- Trim the trees around your building. Prevent windborne debris for damaging your roof surface by making sure that any loose limbs are taken care of before a storm arrives.
- Inspect problem areas. These include corners, seams, and flashings where the roof membrane is already under a bit of stress. Existing damage at these points can turn into a leak or a blow-off.
- Clean your drainage systems. Blocked or damaged drain pipes will promote water pooling on your roof. After a storm drops several feet of water, you could see leaks, rotting materials, or even a roof collapse.
- Secure your roof equipment. Ensure that your pipes, cable trays, HVAC ducts, solar panels, and other equipment are secured or weighted down to the extent that they can’t blow off your roof. Cap your skylights with plywood to prevent broken glass.
Taking these steps will protect your commercial roof from most physical damage due to hurricanes—but there are always exceptions. You should document all these steps as you take them. If the worst happens, you can prove to your insurance company that you undertook all due diligence, allowing reconstruction to take place according to your policy.
Roofing Protection in Earthquake Country
When it comes to installing roofing protection in places like California, building owners need to adopt different tactics. Earthquakes, of course, can strike year-round. This means there’s no off-season when you can reinforce and repair your roof. Instead, you need to be prepared at any time, and preparation starts at the design phase.
To minimize damage during an earthquake, opt for lightweight, flexible materials. For example, a single-ply TPO roof membrane will be better-adapted to the uneven movement of an earthquake than more rigid materials. This material won’t tear, split, or separate unless subjected to the most extreme conditions. Under the worst-case scenario, a lightweight TPO roof membrane is much easier to deal with during a potential roof collapse.
In addition to selecting the right roofing material, you should also maintain your roof throughout the year. Always inspect your roof after every seismic event—you never know what might get shaken loose.
Building up Roofing Protection Before Fire Season
Pictures from California, Oregon, and Washington State in the summer of 2020 showed a grim reality of red skies and entire landscapes ablaze. In addition to hurricanes and earthquakes, wildfires represent an extreme event that must be taken seriously by the owners of commercial roofs.

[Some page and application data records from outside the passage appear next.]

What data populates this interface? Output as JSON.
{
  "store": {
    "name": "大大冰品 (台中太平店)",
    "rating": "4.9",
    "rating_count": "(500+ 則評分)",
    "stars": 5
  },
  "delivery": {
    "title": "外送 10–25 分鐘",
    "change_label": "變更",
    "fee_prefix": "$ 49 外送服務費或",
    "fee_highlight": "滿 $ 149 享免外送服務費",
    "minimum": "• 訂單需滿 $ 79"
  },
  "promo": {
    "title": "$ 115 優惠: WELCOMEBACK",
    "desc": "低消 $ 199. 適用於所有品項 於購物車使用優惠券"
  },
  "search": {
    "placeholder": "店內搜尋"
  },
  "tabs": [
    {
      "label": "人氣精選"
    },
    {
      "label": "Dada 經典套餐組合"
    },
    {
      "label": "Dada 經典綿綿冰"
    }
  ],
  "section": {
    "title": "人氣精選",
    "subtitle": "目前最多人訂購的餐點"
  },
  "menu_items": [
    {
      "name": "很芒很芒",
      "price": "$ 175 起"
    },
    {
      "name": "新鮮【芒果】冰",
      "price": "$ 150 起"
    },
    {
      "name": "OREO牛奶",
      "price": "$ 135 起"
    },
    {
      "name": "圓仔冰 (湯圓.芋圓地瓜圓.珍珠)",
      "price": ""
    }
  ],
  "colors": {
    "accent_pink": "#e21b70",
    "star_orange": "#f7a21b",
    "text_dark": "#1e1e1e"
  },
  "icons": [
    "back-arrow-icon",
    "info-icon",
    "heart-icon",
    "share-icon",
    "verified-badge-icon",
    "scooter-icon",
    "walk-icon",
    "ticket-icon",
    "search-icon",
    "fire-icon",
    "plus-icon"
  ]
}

Right now, the biggest threat to a commercial roof isn’t being directly engulfed by a rapidly spreading fire. Rather, windblown embers are the thing to watch out for the most. These tend to be burning pieces of leaves, pinecones, or even wooden shingles from other buildings. When embers are carried by the wind, they can lodge in commercial roofs.
Because commercial roofs have such a large surface area, they can catch a lot of embers during a forest fire. Clearing debris is one of the most important roofing protections you can perform during fire season, because if an ember lands in a pile of flammable debris on your commercial roof, the whole structure may catch alight.
Ironically, a heavy fire season can yield water problems on your commercial roof. Embers can still melt holes in your roof membrane, leading to leaks during the rainy season. Additionally, windblown ash and other debris from wildfires can still accumulate on your roof, blocking drains and encouraging water accumulation. You’re encouraged to inspect and protect your roof any time you find yourself within six miles of a fire zone.
Make Roofing Protection Easy with PHP Systems/Design
PHP offers zero penetration rooftop equipment support systems made of hot-dipped galvanized steel and supported by high-density polypropylene bases. This equipment is designed to resist high temperatures, high winds, and seismic forces caused by earthquakes, making them an excellent addition to your commercial roof. At PHP Systems/Design, we’re here to discuss any weather-related concerns you may have.